__Task instructions__:
Every line below that includes the word "duration" needs to be copied.

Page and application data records
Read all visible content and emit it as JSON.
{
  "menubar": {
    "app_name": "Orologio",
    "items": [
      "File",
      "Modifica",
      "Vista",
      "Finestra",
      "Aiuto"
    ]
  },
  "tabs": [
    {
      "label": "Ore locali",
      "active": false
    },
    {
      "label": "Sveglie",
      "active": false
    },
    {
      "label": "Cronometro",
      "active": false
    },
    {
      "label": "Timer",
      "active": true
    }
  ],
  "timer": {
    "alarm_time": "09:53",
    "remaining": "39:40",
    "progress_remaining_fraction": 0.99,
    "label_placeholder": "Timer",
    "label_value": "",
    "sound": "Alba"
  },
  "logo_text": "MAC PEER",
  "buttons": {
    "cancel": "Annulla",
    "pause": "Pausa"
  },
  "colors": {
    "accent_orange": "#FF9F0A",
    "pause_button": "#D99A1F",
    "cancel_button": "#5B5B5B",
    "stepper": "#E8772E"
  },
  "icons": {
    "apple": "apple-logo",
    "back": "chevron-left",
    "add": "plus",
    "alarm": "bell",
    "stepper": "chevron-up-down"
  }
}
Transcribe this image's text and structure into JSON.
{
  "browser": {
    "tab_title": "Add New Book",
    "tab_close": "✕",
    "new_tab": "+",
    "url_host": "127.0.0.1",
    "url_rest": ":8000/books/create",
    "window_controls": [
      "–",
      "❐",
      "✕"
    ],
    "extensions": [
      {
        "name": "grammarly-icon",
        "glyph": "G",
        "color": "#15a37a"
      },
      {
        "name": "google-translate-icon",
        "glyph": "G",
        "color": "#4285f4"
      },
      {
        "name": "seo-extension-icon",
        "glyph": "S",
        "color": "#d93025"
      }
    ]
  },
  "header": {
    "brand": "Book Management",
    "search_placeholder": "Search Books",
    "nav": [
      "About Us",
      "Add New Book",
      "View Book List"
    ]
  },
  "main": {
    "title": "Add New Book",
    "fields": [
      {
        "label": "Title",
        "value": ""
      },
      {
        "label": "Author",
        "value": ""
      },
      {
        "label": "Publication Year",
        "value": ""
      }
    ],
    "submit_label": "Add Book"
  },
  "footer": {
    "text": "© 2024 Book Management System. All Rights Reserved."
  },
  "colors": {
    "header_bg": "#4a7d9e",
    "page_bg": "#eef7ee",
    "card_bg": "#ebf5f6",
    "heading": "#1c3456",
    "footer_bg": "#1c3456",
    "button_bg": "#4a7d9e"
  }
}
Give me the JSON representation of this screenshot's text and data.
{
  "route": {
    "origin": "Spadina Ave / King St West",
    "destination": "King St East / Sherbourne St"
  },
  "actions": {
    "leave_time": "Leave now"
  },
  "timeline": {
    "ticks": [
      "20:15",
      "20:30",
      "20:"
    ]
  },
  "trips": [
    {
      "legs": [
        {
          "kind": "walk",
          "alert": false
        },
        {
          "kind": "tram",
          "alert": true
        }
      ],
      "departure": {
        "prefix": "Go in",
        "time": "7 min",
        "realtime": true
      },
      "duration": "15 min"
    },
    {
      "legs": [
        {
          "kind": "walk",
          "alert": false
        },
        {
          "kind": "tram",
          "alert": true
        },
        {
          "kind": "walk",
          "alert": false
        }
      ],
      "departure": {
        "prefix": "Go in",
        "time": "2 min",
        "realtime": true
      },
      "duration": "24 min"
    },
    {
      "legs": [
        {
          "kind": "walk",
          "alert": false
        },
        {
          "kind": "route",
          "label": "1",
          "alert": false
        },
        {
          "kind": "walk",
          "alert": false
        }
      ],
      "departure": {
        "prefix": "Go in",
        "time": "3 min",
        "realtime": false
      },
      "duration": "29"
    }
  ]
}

__Your solution__:
      "duration": "15 min"
      "duration": "24 min"
      "duration": "29"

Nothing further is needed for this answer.